◆ Exercise aim
Count up the lines below that hold "offset", then give that count by itself.

◆ Data to examine
══════

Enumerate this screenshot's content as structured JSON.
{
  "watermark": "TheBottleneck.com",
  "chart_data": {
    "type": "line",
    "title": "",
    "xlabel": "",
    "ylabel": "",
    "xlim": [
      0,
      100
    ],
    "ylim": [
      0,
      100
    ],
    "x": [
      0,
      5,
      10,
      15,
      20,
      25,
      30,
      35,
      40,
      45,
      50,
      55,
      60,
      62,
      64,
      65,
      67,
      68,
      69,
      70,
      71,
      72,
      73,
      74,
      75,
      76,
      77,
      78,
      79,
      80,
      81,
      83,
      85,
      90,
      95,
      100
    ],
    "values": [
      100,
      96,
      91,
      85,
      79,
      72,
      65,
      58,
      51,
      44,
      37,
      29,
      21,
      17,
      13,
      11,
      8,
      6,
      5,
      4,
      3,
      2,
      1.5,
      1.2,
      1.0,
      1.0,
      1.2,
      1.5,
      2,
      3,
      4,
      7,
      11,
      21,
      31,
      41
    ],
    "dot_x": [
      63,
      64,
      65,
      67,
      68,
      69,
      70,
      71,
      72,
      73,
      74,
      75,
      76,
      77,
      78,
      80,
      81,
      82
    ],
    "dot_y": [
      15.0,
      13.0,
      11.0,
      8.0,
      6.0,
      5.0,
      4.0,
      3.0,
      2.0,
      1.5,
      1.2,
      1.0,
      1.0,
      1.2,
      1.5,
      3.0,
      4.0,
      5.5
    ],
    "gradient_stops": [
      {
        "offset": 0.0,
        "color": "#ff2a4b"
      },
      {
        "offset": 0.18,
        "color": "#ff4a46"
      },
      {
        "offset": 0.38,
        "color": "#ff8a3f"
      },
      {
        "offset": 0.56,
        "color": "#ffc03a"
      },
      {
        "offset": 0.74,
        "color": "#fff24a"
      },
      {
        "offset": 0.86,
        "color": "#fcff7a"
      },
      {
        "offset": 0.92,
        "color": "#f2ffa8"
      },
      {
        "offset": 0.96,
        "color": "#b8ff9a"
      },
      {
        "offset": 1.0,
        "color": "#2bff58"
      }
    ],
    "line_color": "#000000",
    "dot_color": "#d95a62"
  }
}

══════

◆ Result of this exercise
9